EDI does not involve any advanced technology, but it is heavily burdened
with bureaucracy and overhead. Ultimately, an EDI transaction is just
delimited text. There are essentially field delimiters and record
delimiters, and everything is specified in great detail by standards
documents. The same can be said about XML.
The difference is that EDI standards (ANSI X.12 in the case of U.S. trading
partners) for a single transaction set generally run thousands of pages long
and still have to be supplemented by detailed "implementation guides"
composed by the trading partner in charge. EDI data doesn't look very
meaningful without tedious interpretation.
A traditional EDI transaction may involve fragile conversions between EBCDIC
(the character encoding method used by some IBM mainframe and midrange

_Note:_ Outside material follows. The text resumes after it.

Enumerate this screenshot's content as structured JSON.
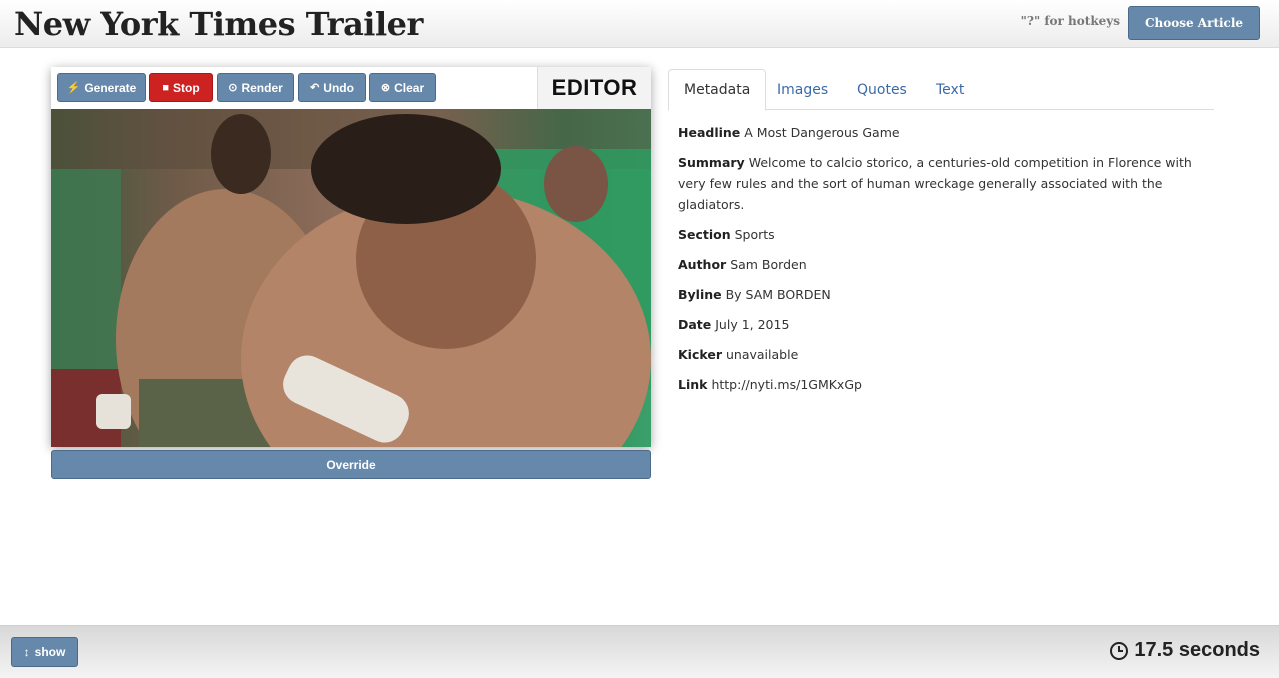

hosts) and ASCII, and/or transport through antiquated VANs which may
introduce unexpected mangling of the data.
If you are a small organization and/or without significant resources to
implement your own EDI systems, I suggest you either purchase EDI
mapping/translation software, or use an EDI outsourcing service.
Some examples of low-end, Windows-based EDI software include:
- EDIeasy and spEDI*tran/map from http://www.stpaulsoftware.com/sol/ecpc.asp
- Mercator Desktop and Trading Partner PC/32 from http://www.tsisoft.com/
Be prepared for "low-end" to mean quite a bit more money in the EDI world
than in the rest of the software industry. The big player in EDI software is
Sterling, but you'll spend heavily to go with the leader.
Depending on what product you choose, it will either interface directly with
your database using ODBC, or it will transform the EDI data to/from a
"normal" ASCII text file that Office can deal with. If you use an
outsourcing service, you'll generally send/receive such an ASCII text file
to/from your service, and they will take care of dealing with the EDI
transaction format and any proprietary communication schemes.
If you still want to see an example of an 810 transaction, there's a sample
file for PageNet's implementation of Version 4010 at
To interpret it, in addition to the X.12 specification for 810, you'll need
to see PageNet's implementation guide at
Remember that you'll need to find out the specific version of 810 that your
trading partner wants to use, and you'll need an implementation guide from
them. (They may call it a "profile.") If you decide to write VBA code and do
the data handling aspect of EDI yourself in Access, remember that you'll
somehow need to deal with the communications aspects of EDI also.
Joe Fallon <jfal...@nospamtwcny.rr.com> wrote in message
check out our web site www.1edisource.com for a
description of how integration EDI products work.
Sent via Deja.com http://www.deja.com/
Before you buy.